Still a good video.
i Love this common sense thinking. Even more believable by not commercializing video.
Still would like to know shaving thickness and what grit blades where sharpened to.
Thanks Paul for taking the mystery out of getting a decent plane.
I just picked up a Bailey 5-1/2C because I did not want to spend $350 for a Veritas bevel up Jack. Got $70CDN into this one and I am happy with that. I will clean it up and sharpen it. I expect good things from it. From a site it appears to be made between 1924 and 1939. Old enough it does not have a frog adjuster screw.
Thanks Paul. You just saved me a couple of hundred quid.
Thank you Paul!! I love the bevel up planes for the low center of gravity😀
In early 2020 and the 28 dislikes work/ed for which Bevel up Plane Manufacturer? 🙂
I use my granddad’s Stanley no.4 for everything.
Can one just strop a plane iron/chisel to refresh the cutting edge to avoid going to the cutting stones every time? I’ve read both opinions but trust yours.
I have the veritas in the smooth plane you add I higher angle blade (38 degrees?) it works well and is one of my go to everyday planes. But in a Jack I wouldn’t have one. I have an old wood one like the first one he used and a 37" jointer that I wouldn’t part with that are my favorite long planes and a beat up old coffin plane that is my most used plane of all. So I think he is right the old stuff is really just as good or better. Especially when it comes to trim planes.
I have 4 wooden planes that I bought off Ebay and restored. They are wonderful to use. Almost not enough friction with the wood against wood. Funny thing that. Ialso have an old Record metal plane, a few new Veritas, Woodriver, and LN planes. All are wonderful to use. Love all of them, bevel up and bevel down.
I will say it’s nice to sharpen the bevel up planes since it’s one less step not having to deal with the chipbreaker. Saves that extra 45 seconds for another sip of coffee. 🙂
Maybe your 50 year old Stanleys are great but my 15 year old one was rubbish. Needed lots of work on the base, frog was a bit wonky etc. not sure the new ones stack up. My new wood river is a dream in that it was great out of the box
"(…) and i can pick up a plane from that era and go all the way through history, decade after decade after decade, and see that plane, the value, the efficacy of that man’s engineering it still stand against all the best today… [CHUUIIIIIIIIIIIII] WOOOOOOOUUUUUUUUHHH!!!" Love that way serious, knowledge and cheerfulness can be met into someone! ^^ I think this guy deeply loves what he does. 🙂
What do you do with all the shavings and the sawdust? Do you throw it into trash or do you use it for anything else (like mulch for plant beds etc. )
Well. That blew a lot of the BS away, didn’t it? Bevel up, bevel down, no difference. The secret is in the sharpening, not the brand name.
Takes me back to my roots. Really liked this video.
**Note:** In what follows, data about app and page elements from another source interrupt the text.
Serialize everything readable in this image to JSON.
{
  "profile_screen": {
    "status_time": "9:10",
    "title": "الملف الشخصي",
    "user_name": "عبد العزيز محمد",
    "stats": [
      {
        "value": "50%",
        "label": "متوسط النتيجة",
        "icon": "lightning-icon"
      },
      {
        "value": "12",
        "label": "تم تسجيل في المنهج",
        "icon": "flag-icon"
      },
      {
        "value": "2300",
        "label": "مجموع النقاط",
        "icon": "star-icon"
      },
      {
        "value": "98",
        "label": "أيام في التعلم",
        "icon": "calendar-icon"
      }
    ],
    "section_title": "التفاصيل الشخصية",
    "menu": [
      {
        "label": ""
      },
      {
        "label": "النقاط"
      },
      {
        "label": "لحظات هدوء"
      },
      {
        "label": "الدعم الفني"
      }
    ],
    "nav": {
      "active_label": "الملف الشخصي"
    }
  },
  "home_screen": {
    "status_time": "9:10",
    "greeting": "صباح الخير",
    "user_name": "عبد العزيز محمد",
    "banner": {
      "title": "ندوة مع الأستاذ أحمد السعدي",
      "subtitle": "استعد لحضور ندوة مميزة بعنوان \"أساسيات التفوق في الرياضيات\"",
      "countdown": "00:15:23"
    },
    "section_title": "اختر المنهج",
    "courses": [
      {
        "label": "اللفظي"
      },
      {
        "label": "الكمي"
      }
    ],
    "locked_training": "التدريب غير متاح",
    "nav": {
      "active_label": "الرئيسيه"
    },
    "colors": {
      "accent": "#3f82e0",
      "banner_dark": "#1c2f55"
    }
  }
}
Some planes are better suited to the stock than others and your personnel geometry will also figure in this too. This is no nonsense woodworking, well done Paul.
This is the lie of global capitalism. Everything gets worse and we keep on believing that everything’s getting better.
Oh boy you are my woodworking master 👏 , like your explanation .
Anyone who knows loves a good set of old moulson bro. irons